B-12 and Homocysteine: The Key to Heart Disease, Stroke, and other Blood Clots
You’ve probably heard most of your life that it’s the cholesterol that is causing the number one killer of modern society: heart disease, strokes, arteriosclerosis, and related blood clot issues right? Cholesterol-lowering drugs have been top money makers for pharmaceutical companies for decades now. Would it surprise you to know that there was another theory and explanation for why so many are suffering that has been known for almost 50 years! In the 1960’s a pathologist at Harvard Medical School, Dr. Kilmer McCully was studying a group of children who were having strokes and blood clots. It turned out they had genetic vulnerabilities and inborn errors of metabolism, which left them deficient in folic acid, vitamin B-6 and Vitamin B-12. This led to their having high levels of Homocysteine, which seemed to put them at risk for “adult” cardiovascular issues like heart attacks, strokes, and blood clots. When he shared this with the world, he found that there was no interest and, in fact, he was told to look elsewhere as the research money was pouring in for the link between cholesterol and cardiovascular diseases.
There are now over a thousand articles confirming the link between Homocysteine and cardiovascular disease. The fact that the key metabolic pathway that takes Homocysteine to methionine and back around, releasing methyl groups (the methylation cycle), is perhaps the most important biochemical reaction in the body and could be responsible for heart disease, strokes, and blood clots which could be solved by just taking vitamins, was not going to make the pharmaceutical companies any money. When the pathway from Homocysteine to methionine (which requires B-6, B-12, and folate) is slowed due to deficiencies in any or all three of these vitamins, then Homocysteine accumulates.

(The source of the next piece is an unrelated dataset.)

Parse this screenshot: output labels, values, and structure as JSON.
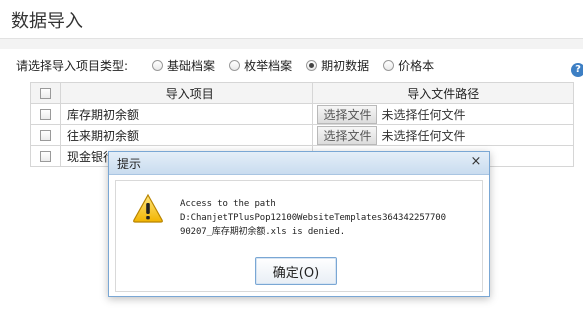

High Homocysteine levels are associated with strokes, blood clots, and heart attacks. Beyond that however, it is also associated with pre-eclampsia, neural tube defects (that’s why we add folate to the prenatal vitamins), cognitive impairment from childhood developmental concerns to adult dementia and Alzheimer’s, depression, and inflammatory bowel disease.